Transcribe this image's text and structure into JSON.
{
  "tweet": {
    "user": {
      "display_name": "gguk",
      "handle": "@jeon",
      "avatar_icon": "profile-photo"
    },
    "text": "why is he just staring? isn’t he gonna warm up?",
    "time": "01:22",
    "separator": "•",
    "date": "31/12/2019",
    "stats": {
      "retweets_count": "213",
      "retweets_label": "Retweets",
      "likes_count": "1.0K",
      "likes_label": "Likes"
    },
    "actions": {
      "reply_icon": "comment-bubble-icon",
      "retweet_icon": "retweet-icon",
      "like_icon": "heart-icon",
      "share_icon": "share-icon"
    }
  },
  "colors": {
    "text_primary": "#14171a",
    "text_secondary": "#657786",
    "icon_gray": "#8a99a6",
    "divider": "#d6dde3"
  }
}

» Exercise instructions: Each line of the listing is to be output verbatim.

» Solved exercise:
Transcribe this image's text and structure into JSON.
{
  "tweet": {
    "user": {
      "display_name": "gguk",
      "handle": "@jeon",
      "avatar_icon": "profile-photo"
    },
    "text": "why is he just staring? isn’t he gonna warm up?",
    "time": "01:22",
    "separator": "•",
    "date": "31/12/2019",
    "stats": {
      "retweets_count": "213",
      "retweets_label": "Retweets",
      "likes_count": "1.0K",
      "likes_label": "Likes"
    },
    "actions": {
      "reply_icon": "comment-bubble-icon",
      "retweet_icon": "retweet-icon",
      "like_icon": "heart-icon",
      "share_icon": "share-icon"
    }
  },
  "colors": {
    "text_primary": "#14171a",
    "text_secondary": "#657786",
    "icon_gray": "#8a99a6",
    "divider": "#d6dde3"
  }
}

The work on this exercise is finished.